O’Mara’s: 20 Years of Irish Spirit
(Crystal A. Proxmire, March 17, 2014)
Irish heritage has long cherished the importance of sitting amongst neighbors and discussing meaningful topics while breaking bread and warming one’s belly with drink. The owner of O’Mara’s in Berkley explains that the true Irish feel resonates beyond the idea of green décor and drunken celebrations often associated with St. Patrick’s Day.
“Being Irish was illegal in the British Empire. They were under the British domain for 1,000 years but the reason they are a country today is because they kept fighting and fighting. They weren’t afraid to pick up a pen, or pick up a rifle to defend the right to be themselves,” explains owner, Kevin O’Mara.
“Being literate, to have something of importance to discuss, is what being Irish is really about. It’s not leprechauns and shamrocks and drinking until you pass out. It’s about sitting around a table and taking care of business.”
With the exception of one German grandfather, O’Mara is nearly of pure Irish descent. History has always interested O’Mara, especially that of his own heritage. His great grandfather came to Boston, then Port Huron, in the 1870s from Tipperary, Ireland. His grandmother on his father’s side emigrated from Cork, Ireland. O’Mara’s father was one of ten children.
Whether it be from the beauty of a homeland lush with hills and valleys, or the challenge of endless oppression, Ireland has produced a culture rich with thinkers. These names include one of the Fathers of modern chemistry Robert Boyle, Samuel Beckett, James Joyce, George Bernard Shaw, Snead O’Conner, Oscar Wilde, James Connoly, Wolfe Tone and Paul David Hewson (more commonly known as Bono.)
Writers, philosophers, and leaders from Ireland have inspired O’Mara over the years. So when he opened O’Mara’s in 1994, the 29-year-old entrepreneur had a vision of these historical figures sitting in Irish Pubs having important conversations and accomplishing great things.
“It’s my particular heritage of what an Irish pub should be that inspired the restaurant,” he said. “Except with one big difference – the food.”
While O’Mara’s does offer signature Irish food like Shepherd’s Pie, Corned Beef and Cabbage, and Beef Stew, there is plenty more for patrons to enjoy.
“Irish food is wonderful, but has its limitations. It’s good, heavy, home-style food. But there is so much out there to enjoy. And if you’re going to come in and have that Irish community kind of experience, you should also have gourmet, delicious food to go with it.”
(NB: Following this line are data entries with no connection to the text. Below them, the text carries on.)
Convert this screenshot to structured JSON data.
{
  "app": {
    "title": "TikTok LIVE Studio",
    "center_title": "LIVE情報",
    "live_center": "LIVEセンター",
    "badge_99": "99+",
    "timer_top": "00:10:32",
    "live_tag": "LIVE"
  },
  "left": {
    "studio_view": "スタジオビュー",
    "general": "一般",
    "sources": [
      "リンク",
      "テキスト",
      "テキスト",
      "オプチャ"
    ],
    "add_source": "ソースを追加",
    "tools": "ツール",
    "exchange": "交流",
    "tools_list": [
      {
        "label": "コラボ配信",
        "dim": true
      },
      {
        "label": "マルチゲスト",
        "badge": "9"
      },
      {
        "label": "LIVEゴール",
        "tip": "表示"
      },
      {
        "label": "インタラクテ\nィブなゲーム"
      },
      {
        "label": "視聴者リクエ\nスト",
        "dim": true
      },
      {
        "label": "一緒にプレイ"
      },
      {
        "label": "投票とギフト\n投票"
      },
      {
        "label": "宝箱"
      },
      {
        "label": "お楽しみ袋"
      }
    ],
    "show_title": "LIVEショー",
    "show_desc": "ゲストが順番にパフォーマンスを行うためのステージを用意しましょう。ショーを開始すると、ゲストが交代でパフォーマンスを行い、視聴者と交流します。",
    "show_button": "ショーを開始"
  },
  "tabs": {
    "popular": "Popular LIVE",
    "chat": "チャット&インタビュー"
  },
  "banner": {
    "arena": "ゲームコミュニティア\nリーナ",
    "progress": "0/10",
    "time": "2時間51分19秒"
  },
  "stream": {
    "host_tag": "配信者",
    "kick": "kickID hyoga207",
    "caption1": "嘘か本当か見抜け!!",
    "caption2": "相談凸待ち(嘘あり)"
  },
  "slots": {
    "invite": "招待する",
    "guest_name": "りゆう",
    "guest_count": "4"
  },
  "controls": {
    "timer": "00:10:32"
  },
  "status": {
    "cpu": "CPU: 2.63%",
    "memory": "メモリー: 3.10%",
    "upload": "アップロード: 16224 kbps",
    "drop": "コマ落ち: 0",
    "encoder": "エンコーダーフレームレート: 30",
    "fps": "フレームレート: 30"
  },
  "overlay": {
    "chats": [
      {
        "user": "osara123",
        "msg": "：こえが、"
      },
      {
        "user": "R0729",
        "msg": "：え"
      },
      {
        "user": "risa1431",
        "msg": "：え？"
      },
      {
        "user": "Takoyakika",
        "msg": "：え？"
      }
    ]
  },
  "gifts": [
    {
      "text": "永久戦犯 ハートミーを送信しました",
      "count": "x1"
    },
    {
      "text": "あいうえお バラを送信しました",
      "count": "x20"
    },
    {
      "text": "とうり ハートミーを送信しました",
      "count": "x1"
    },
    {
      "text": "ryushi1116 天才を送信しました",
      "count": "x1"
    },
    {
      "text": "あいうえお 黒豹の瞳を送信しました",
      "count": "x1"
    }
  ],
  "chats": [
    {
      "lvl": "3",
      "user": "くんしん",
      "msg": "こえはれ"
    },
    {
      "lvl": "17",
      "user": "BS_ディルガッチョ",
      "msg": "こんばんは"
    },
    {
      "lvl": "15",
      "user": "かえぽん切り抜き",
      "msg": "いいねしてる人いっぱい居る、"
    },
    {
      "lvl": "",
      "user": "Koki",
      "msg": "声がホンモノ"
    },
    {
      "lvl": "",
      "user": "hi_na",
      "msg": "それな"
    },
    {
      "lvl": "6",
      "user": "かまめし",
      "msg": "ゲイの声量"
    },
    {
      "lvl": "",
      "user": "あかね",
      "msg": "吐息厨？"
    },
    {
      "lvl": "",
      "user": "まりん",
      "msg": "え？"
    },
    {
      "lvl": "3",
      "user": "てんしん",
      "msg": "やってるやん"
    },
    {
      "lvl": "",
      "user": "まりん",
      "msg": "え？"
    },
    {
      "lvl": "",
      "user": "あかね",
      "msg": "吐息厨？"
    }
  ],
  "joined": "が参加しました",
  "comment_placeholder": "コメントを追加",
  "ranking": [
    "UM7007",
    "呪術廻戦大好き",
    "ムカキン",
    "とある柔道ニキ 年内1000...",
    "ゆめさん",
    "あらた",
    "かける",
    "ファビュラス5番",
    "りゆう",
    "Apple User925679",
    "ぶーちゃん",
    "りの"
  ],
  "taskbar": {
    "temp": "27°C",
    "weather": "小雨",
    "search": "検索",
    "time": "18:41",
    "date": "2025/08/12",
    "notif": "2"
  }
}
With an extensive menu and a moderate price point, one could eat at O’Mara’s for months and never be bored. Each meal starts with a basket of fresh-baked bread and a cream-cheese and artificial crab dip. Appetizer choices include spinach-stuffed mushrooms, chicken strudel, bourbon beef tips, cream of Irish potato soup, and the area’s most delicate and flavorful crab cakes.
For salads there are several choices, including some surprises. The macadamia coconut chicken salad and the duck cherry salad bring unique flavors together. The Red and Green salad is tossed with bleu cheese, walnuts, Mandarin oranges and raspberry vinaigrette dressing and topped with a choice of grilled chicken or shrimp.
Dinner choices include the Dublin broil, salmon in a beggar’s wallet, vegetarian eggplant Napoleon, and even frog legs. Their best seller is Lake Superior whitefish, which can be prepared in multiple ways.
And of course there are soups and deserts. There is even a relatively new breakfast menu with items served until 2 pm.
O’Mara’s kicked off their 20-year celebration this month with customer appreciation days and other festivities. There is often music or comedy routines to keep guests entertained, and the meeting room is perfect for corporate celebrations or meetings, baby showers, memorial events or any gathering where good food and a great atmosphere are desired.
While other Irish Pubs focus on the younger crowds and refreshments, O’Mara’s is uniquely family-focused. “This isn’t the kind of pub where underage kids might try to come drink, because they’d run into their parents or teachers here,” O’Mara joked. “When younger people do come, it’s usually with their parents or their grandparents out for a nice family dinner. And even though it is a more mature crowd, the truth is they really like it. We get people who come in now who grew up coming here with their parents, and now they’re adults that are getting married and starting families and they come in and talk about their memories here. It really is something.”
St. Patrick’s Day is kept to a jovial gathering of guests who make reservations in advance, but otherwise the doors of O’Mara’s are open for anyone who wants to enjoy the communal Irish-American pub experience.
To learn more, visit O’Mara’s website at http://www.omaras.net.
O’Mara’s: 20 Years of Irish Spirit